WHAT TO DO → Scan the material for the string "受保护的视图" and copy out every line in which it occurs.
--------
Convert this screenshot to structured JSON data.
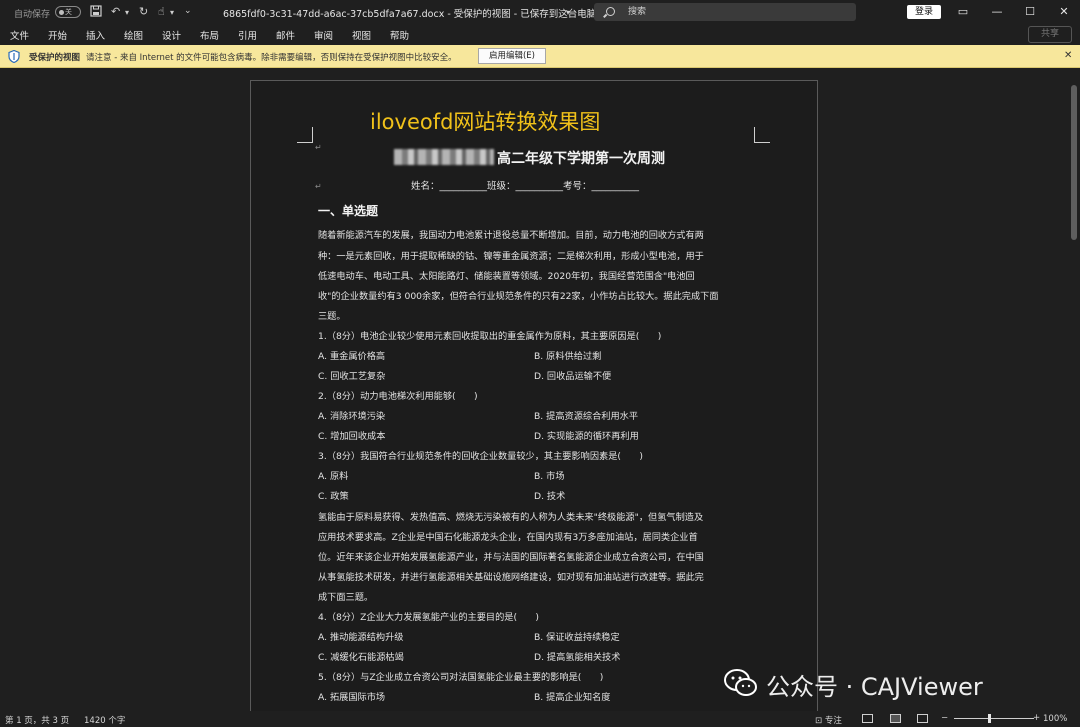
{
  "titlebar": {
    "autosave_label": "自动保存",
    "autosave_state": "关",
    "doc_title": "6865fdf0-3c31-47dd-a6ac-37cb5dfa7a67.docx  -  受保护的视图 - 已保存到这台电脑",
    "search_placeholder": "搜索",
    "login_label": "登录"
  },
  "menu": {
    "items": [
      "文件",
      "开始",
      "插入",
      "绘图",
      "设计",
      "布局",
      "引用",
      "邮件",
      "审阅",
      "视图",
      "帮助"
    ],
    "share_label": "共享"
  },
  "protected_bar": {
    "title": "受保护的视图",
    "message": "请注意 - 来自 Internet 的文件可能包含病毒。除非需要编辑，否则保持在受保护视图中比较安全。",
    "enable_button": "启用编辑(E)"
  },
  "document": {
    "watermark_title": "iloveofd网站转换效果图",
    "exam_title": "高二年级下学期第一次周测",
    "student_line": "姓名：__________班级：__________考号：__________",
    "section_heading": "一、单选题",
    "para1": [
      "随着新能源汽车的发展，我国动力电池累计退役总量不断增加。目前，动力电池的回收方式有两",
      "种：一是元素回收，用于提取稀缺的钴、镍等重金属资源；二是梯次利用，形成小型电池，用于",
      "低速电动车、电动工具、太阳能路灯、储能装置等领域。2020年初，我国经营范围含\"电池回",
      "收\"的企业数量约有3 000余家，但符合行业规范条件的只有22家，小作坊占比较大。据此完成下面",
      "三题。"
    ],
    "q1": "1.（8分）电池企业较少使用元素回收提取出的重金属作为原料，其主要原因是(　　)",
    "q1_options": [
      "A. 重金属价格高",
      "B. 原料供给过剩",
      "C. 回收工艺复杂",
      "D. 回收品运输不便"
    ],
    "q2": "2.（8分）动力电池梯次利用能够(　　)",
    "q2_options": [
      "A. 消除环境污染",
      "B. 提高资源综合利用水平",
      "C. 增加回收成本",
      "D. 实现能源的循环再利用"
    ],
    "q3": "3.（8分）我国符合行业规范条件的回收企业数量较少，其主要影响因素是(　　)",
    "q3_options": [
      "A. 原料",
      "B. 市场",
      "C. 政策",
      "D. 技术"
    ],
    "para2": [
      "氢能由于原料易获得、发热值高、燃烧无污染被有的人称为人类未来\"终极能源\"，但氢气制造及",
      "应用技术要求高。Z企业是中国石化能源龙头企业，在国内现有3万多座加油站，居同类企业首",
      "位。近年来该企业开始发展氢能源产业，并与法国的国际著名氢能源企业成立合资公司，在中国",
      "从事氢能技术研发，并进行氢能源相关基础设施网络建设，如对现有加油站进行改建等。据此完",
      "成下面三题。"
    ],
    "q4": "4.（8分）Z企业大力发展氢能产业的主要目的是(　　)",
    "q4_options": [
      "A. 推动能源结构升级",
      "B. 保证收益持续稳定",
      "C. 减缓化石能源枯竭",
      "D. 提高氢能相关技术"
    ],
    "q5": "5.（8分）与Z企业成立合资公司对法国氢能企业最主要的影响是(　　)",
    "q5_options": [
      "A. 拓展国际市场",
      "B. 提高企业知名度"
    ]
  },
  "status": {
    "page_info": "第 1 页，共 3 页",
    "word_count": "1420 个字",
    "focus_label": "专注",
    "zoom": "100%"
  },
  "overlay_watermark": "公众号 · CAJViewer",
  "colors": {
    "accent_yellow": "#f0c11a",
    "protected_bar": "#f7e79c",
    "background": "#1f1f1f"
  }
}
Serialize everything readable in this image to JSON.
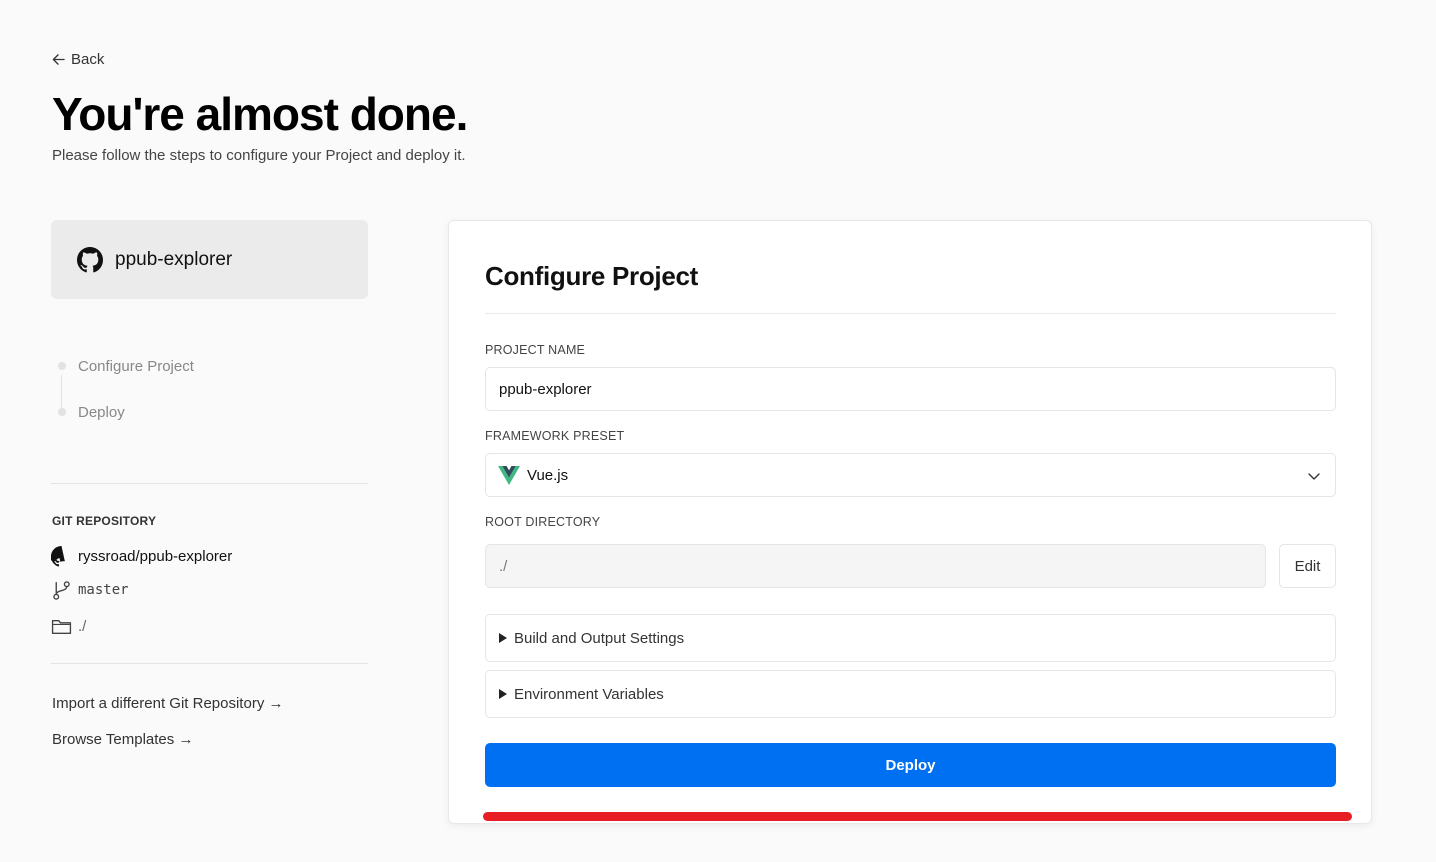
{
  "nav": {
    "back_label": "Back"
  },
  "header": {
    "title": "You're almost done.",
    "subtitle": "Please follow the steps to configure your Project and deploy it."
  },
  "repo_card": {
    "name": "ppub-explorer",
    "icon": "github-icon"
  },
  "steps": [
    {
      "label": "Configure Project"
    },
    {
      "label": "Deploy"
    }
  ],
  "git": {
    "heading": "GIT REPOSITORY",
    "repository": "ryssroad/ppub-explorer",
    "branch": "master",
    "directory": "./"
  },
  "links": {
    "import": "Import a different Git Repository →",
    "templates": "Browse Templates →"
  },
  "configure": {
    "title": "Configure Project",
    "project_name_label": "PROJECT NAME",
    "project_name_value": "ppub-explorer",
    "framework_label": "FRAMEWORK PRESET",
    "framework_value": "Vue.js",
    "root_label": "ROOT DIRECTORY",
    "root_value": "./",
    "edit_label": "Edit",
    "build_settings": "Build and Output Settings",
    "env_vars": "Environment Variables",
    "deploy_label": "Deploy"
  },
  "colors": {
    "accent": "#0070f3",
    "progress": "#e81e25",
    "vue_green": "#41b883",
    "vue_dark": "#35495e"
  }
}
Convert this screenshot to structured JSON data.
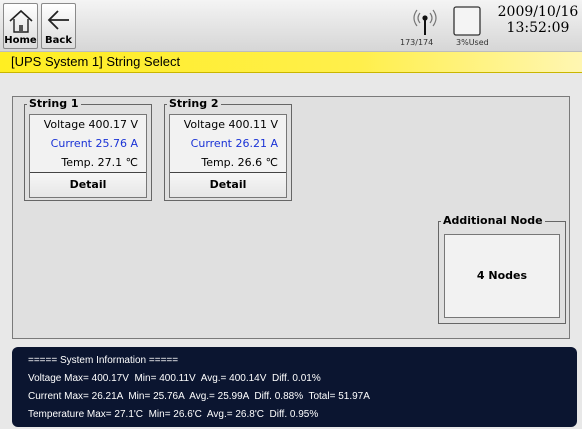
{
  "header": {
    "home_label": "Home",
    "back_label": "Back",
    "counter": "173/174",
    "memory_used": "3%Used",
    "date": "2009/10/16",
    "time": "13:52:09"
  },
  "title": "[UPS System 1] String Select",
  "strings": [
    {
      "legend": "String 1",
      "voltage": "Voltage  400.17 V",
      "current": "Current  25.76 A",
      "temp": "Temp.  27.1 ℃",
      "detail_label": "Detail"
    },
    {
      "legend": "String 2",
      "voltage": "Voltage  400.11 V",
      "current": "Current  26.21 A",
      "temp": "Temp.  26.6 ℃",
      "detail_label": "Detail"
    }
  ],
  "additional_node": {
    "legend": "Additional Node",
    "button_label": "4 Nodes"
  },
  "system_info": {
    "heading": "===== System Information =====",
    "voltage": "Voltage Max= 400.17V  Min= 400.11V  Avg.= 400.14V  Diff. 0.01%",
    "current": "Current Max= 26.21A  Min= 25.76A  Avg.= 25.99A  Diff. 0.88%  Total= 51.97A",
    "temperature": "Temperature Max= 27.1'C  Min= 26.6'C  Avg.= 26.8'C  Diff. 0.95%"
  },
  "colors": {
    "title_bar": "#ffee22",
    "current_text": "#1a33d6",
    "info_panel": "#0b1530"
  },
  "icons": [
    "home-icon",
    "back-arrow-icon",
    "antenna-icon",
    "memory-card-icon"
  ]
}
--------
TASK RESULT →
    "doc_title": "6865fdf0-3c31-47dd-a6ac-37cb5dfa7a67.docx  -  受保护的视图 - 已保存到这台电脑",
    "title": "受保护的视图",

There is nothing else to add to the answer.